Mid-Autumn Festival

When: 15th day of the lunar calendar’s eighth month (usually in the middle of September or early October in the Gregorian calendar)

Another one of my favorite festivals in Singapore is the Mid-Autumn Festival. This one celebrates the moon, which is why the decorations are so aesthetically pleasing; many neighborhoods are all decked in bright lanterns and moon-themed accessories!

Aside from the decorations, the festival is widely known for its abundance of mooncakes. If you’re unaware, mooncakes are round pastries with rich fillings of either lotus seed paste, red bean paste, or mixed nuts; they’re so delicious!

The Chinese community also takes this as an opportunity to meet up with their friends and families. Devout people, especially those who are pregnant, will spare a few minutes to pray and give offerings to the moon in hopes of a safe pregnancy journey. 


When: Amavasya Tithi (new moon) of the Kartik month (second half of October or early November in the Gregorian calendar)

Deepavali (or Diwali) is also known as a festival of lights, which is an accurate description because the world does become brighter during this festival. To make things better, it lasts for several days, so more time to enjoy the bright lights!

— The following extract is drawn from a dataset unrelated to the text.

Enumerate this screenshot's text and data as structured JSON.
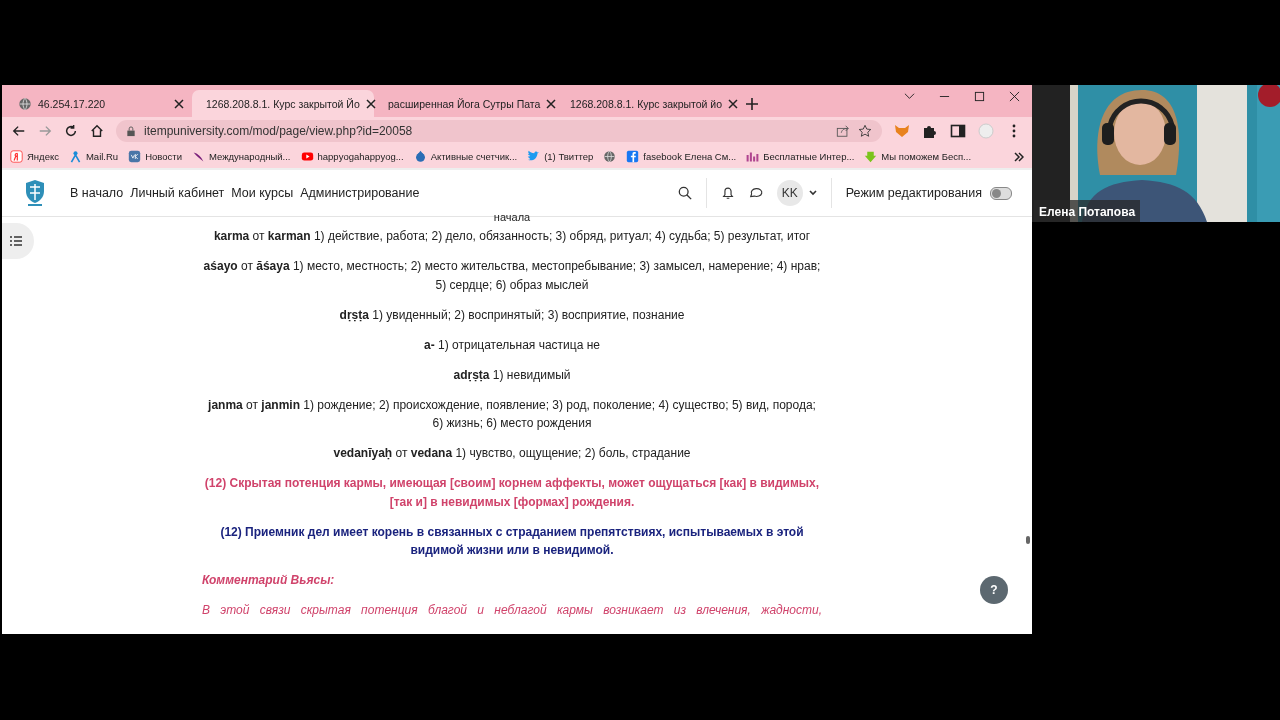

Even though it’s primarily a Hindu holiday, Deepavali has been celebrated by other faiths, such as Jainism and Sikhism. There are also several legends regarding this festival, the most popular being that this was when Rama returned to his kingdom. 

If you want to celebrate Deepavali in Singapore, visit Little India because that’s where it’s the most active. Enjoy the illuminated homes, temples, and even streets; don’t forget to browse the markets as well and buy yourself flowers or other gifts!


When: Every December 25

Christmas is a holiday popular all over the world, so it’s no surprise that Singapore goes all out once December rolls around. Actually, even when it’s still November, some parts of the country are already ready for Christmas!

Practically every establishment is decked with pine trees and Christmas lights; the shopping malls even have a competition as to which is the best decorated. Orchard Road is another hotspot with its decorations and holiday cheer everywhere.

There might also be carnivals popping up in some locations. So, feel free to enjoy the exciting rides and indulgent carnival food!

New Year’s Eve

When: Every December 31/January 1

If you follow the Gregorian calendar, then you might be interested in celebrating New Year in Singapore. Just like the other cities, there will be a countdown to midnight; then, once the clock strikes 12, a breathtaking fireworks display engulfs the sky. 

You can watch this fireworks show on the screen, but if you want the best view, you should go to the Marina Bay Sands observation deck or ride the Singapore Flyer. 

If you love to party, head to Siloso Beach in Sentosa because there’s a raging party going on there. As for shopaholics, malls are open for 24 hours, so don’t hesitate to go on a shopping spree.